Stored data entries.
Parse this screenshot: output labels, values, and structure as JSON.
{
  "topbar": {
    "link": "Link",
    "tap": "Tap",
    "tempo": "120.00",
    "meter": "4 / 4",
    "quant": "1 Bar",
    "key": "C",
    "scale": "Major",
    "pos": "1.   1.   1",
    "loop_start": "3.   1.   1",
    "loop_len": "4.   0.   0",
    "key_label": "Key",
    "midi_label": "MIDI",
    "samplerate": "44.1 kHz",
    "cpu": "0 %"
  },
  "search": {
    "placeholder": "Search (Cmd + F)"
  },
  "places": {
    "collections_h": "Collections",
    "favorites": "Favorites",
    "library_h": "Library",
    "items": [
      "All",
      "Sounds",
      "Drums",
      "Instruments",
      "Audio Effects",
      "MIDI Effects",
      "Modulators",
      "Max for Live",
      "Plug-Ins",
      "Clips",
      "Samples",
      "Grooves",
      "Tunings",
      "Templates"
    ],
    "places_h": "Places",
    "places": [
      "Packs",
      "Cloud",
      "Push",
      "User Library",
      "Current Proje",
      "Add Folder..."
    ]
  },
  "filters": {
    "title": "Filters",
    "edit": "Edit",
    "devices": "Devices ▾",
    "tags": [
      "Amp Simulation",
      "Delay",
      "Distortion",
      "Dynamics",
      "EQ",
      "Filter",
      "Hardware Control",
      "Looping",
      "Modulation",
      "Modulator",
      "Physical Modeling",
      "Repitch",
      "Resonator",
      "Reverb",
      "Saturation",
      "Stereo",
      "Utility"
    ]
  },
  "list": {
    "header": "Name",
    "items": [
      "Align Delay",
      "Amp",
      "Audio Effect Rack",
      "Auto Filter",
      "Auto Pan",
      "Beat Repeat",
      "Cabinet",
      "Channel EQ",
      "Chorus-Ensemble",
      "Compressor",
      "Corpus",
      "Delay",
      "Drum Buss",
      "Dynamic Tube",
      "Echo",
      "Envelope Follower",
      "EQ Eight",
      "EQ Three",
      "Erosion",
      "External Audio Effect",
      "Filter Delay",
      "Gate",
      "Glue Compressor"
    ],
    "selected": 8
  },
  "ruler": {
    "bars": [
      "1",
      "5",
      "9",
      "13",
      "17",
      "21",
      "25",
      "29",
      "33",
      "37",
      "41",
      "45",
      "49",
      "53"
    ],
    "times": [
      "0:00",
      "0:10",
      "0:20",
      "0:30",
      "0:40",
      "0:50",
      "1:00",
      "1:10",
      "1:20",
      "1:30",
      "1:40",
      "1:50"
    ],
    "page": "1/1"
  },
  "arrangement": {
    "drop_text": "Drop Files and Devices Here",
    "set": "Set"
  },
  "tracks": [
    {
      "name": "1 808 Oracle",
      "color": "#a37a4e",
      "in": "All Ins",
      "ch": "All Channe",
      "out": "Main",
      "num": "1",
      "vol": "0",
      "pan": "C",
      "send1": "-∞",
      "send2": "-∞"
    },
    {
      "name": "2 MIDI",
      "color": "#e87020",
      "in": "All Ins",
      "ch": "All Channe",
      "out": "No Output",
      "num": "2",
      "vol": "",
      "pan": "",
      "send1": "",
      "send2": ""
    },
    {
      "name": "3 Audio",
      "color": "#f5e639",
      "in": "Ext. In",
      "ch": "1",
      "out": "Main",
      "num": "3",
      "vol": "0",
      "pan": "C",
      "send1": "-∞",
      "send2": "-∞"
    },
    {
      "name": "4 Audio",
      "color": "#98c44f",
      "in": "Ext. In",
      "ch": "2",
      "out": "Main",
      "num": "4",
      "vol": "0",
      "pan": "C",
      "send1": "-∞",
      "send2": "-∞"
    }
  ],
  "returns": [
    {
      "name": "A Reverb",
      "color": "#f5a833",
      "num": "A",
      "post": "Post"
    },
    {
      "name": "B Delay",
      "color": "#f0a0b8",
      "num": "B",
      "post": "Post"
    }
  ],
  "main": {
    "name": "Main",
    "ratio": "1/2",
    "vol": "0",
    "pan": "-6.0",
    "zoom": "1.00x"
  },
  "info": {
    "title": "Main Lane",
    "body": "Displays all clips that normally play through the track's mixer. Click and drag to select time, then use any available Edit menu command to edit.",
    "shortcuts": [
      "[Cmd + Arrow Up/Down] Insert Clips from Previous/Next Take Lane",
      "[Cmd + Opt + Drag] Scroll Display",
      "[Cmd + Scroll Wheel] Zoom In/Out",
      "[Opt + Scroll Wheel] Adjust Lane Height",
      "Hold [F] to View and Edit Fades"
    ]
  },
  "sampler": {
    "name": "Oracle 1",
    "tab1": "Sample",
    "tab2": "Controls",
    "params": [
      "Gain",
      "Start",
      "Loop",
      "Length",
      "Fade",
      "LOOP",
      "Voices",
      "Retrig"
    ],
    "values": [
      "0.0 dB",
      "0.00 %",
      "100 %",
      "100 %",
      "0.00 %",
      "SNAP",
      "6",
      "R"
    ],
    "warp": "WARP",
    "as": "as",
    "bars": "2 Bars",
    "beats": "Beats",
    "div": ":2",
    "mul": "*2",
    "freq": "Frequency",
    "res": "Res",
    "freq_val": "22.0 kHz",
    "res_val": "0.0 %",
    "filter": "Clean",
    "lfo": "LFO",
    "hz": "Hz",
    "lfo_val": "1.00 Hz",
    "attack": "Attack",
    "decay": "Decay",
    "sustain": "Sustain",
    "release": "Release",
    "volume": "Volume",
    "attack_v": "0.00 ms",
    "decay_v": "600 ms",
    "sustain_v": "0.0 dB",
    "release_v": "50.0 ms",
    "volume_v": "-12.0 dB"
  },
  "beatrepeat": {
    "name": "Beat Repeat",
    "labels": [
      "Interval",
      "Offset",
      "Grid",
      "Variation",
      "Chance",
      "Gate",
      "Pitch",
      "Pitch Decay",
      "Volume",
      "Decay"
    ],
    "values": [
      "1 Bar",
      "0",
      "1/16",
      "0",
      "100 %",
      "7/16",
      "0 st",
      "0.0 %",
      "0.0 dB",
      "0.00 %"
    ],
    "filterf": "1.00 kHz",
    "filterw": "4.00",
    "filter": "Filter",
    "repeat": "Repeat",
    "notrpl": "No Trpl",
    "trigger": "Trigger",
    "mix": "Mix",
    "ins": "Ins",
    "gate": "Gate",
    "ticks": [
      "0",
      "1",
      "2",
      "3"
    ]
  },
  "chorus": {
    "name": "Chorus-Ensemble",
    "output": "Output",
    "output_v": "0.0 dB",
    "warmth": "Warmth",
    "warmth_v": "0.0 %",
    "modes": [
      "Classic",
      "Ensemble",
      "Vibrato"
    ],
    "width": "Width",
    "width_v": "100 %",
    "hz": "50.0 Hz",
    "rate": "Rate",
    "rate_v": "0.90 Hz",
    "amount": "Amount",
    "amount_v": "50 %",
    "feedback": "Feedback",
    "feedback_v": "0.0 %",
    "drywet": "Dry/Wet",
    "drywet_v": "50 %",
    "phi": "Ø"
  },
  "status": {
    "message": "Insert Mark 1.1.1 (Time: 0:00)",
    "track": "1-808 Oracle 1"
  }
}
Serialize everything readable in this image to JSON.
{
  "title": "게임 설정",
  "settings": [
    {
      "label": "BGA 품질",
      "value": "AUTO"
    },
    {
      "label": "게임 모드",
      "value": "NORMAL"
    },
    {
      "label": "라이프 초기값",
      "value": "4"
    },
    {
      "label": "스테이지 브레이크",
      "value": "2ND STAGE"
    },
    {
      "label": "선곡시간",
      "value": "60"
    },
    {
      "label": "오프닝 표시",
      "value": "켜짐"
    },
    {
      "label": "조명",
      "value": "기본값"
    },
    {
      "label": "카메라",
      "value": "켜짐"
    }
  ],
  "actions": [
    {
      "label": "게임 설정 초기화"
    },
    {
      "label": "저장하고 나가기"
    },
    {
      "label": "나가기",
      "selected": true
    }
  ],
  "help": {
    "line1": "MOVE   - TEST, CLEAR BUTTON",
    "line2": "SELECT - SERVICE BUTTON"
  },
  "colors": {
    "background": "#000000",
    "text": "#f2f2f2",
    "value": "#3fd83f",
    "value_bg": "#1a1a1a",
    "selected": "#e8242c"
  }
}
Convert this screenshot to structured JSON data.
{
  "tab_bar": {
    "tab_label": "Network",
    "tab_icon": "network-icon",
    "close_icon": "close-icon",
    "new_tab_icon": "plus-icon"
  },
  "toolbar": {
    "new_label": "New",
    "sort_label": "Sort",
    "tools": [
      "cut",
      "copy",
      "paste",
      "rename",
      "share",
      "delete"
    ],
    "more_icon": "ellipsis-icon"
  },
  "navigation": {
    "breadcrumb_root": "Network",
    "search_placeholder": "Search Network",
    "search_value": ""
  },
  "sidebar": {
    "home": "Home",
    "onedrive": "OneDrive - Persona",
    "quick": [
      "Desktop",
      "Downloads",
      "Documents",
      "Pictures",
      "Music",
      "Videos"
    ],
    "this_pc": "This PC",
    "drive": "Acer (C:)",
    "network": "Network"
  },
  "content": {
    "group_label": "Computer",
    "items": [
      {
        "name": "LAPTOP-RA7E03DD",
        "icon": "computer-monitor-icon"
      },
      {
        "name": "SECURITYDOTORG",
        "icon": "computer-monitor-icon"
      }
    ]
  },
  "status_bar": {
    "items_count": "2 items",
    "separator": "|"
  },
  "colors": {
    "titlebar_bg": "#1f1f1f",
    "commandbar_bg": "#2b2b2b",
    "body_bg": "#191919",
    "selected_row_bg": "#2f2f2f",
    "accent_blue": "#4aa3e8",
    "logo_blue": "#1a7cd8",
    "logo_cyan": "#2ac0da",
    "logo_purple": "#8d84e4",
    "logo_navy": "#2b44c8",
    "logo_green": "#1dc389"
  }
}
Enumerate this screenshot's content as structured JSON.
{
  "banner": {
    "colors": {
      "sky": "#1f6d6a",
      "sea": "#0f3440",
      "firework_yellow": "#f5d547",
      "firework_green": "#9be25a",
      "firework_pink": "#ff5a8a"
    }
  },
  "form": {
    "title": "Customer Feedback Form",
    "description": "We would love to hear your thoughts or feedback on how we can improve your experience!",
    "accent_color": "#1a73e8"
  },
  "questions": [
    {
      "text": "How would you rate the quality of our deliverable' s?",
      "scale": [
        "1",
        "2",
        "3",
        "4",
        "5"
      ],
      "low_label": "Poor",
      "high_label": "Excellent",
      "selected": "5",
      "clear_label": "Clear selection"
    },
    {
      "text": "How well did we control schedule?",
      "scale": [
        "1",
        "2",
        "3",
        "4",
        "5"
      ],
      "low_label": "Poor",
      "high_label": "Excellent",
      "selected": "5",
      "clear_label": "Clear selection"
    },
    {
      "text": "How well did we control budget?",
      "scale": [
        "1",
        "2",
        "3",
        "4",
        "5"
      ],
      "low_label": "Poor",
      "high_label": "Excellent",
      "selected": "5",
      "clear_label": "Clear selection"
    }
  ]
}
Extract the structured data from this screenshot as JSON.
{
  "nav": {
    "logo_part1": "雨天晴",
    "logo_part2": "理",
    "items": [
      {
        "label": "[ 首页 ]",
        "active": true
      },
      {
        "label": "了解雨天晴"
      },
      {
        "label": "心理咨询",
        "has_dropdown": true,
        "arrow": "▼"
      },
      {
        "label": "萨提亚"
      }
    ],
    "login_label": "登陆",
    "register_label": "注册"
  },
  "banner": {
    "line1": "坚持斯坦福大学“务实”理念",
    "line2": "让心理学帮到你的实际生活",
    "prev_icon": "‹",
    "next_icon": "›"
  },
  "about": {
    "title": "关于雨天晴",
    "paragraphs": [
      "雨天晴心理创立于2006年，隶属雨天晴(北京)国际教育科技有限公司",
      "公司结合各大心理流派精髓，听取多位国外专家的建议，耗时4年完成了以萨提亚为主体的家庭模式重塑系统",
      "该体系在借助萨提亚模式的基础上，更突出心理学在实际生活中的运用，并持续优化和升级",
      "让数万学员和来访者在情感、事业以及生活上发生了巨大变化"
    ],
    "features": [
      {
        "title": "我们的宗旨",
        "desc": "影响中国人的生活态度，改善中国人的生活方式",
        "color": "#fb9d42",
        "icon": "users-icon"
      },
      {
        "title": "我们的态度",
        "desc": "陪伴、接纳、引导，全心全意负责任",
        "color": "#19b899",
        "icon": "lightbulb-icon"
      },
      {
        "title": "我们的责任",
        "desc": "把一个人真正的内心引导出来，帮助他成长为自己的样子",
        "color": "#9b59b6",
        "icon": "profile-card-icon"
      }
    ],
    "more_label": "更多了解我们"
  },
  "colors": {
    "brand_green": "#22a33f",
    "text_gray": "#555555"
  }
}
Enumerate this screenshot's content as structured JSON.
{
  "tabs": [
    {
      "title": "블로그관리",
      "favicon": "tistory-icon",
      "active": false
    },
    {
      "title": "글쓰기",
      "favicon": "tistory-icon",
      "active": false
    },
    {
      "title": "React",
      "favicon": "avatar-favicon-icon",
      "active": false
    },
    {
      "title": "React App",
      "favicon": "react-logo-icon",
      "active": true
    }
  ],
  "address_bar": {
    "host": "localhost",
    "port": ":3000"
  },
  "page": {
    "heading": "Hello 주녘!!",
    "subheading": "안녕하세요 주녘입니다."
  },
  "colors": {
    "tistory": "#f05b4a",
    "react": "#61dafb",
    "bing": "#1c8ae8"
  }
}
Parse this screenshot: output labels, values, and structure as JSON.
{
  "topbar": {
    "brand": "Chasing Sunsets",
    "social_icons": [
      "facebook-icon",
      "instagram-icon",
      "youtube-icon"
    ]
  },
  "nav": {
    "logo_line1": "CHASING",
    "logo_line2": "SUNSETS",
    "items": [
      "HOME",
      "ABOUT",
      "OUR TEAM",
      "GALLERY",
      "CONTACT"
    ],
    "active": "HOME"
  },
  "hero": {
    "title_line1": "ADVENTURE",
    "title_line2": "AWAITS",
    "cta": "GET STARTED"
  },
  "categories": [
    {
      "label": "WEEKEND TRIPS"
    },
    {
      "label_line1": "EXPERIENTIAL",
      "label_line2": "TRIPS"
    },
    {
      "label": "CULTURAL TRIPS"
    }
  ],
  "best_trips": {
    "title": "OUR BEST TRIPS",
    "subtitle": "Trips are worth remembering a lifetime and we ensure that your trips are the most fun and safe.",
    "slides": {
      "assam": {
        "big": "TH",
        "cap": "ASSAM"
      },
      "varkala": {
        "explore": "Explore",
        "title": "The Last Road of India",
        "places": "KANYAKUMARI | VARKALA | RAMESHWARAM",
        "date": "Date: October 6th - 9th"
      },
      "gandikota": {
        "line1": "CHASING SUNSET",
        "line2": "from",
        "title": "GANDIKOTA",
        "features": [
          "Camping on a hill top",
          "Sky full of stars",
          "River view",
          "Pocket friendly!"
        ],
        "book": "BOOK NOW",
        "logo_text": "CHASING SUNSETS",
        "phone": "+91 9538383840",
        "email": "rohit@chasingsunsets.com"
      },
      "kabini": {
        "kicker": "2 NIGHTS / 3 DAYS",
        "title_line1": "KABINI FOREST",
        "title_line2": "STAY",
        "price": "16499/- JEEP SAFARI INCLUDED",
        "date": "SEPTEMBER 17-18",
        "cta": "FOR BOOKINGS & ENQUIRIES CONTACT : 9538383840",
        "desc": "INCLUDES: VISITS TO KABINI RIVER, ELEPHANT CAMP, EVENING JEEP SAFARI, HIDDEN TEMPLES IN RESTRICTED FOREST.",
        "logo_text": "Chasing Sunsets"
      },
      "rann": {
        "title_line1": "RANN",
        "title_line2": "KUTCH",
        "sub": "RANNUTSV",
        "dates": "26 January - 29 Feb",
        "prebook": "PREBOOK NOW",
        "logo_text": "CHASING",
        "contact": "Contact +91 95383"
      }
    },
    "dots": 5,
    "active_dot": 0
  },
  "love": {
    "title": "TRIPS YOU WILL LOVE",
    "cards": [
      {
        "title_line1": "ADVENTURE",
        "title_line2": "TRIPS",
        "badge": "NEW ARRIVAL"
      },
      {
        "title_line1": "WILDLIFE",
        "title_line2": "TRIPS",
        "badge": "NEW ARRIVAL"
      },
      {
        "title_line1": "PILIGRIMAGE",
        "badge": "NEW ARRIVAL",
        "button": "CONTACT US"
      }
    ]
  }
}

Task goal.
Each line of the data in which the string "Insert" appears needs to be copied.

Task answer.
      "[Cmd + Arrow Up/Down] Insert Clips from Previous/Next Take Lane",
    "message": "Insert Mark 1.1.1 (Time: 0:00)",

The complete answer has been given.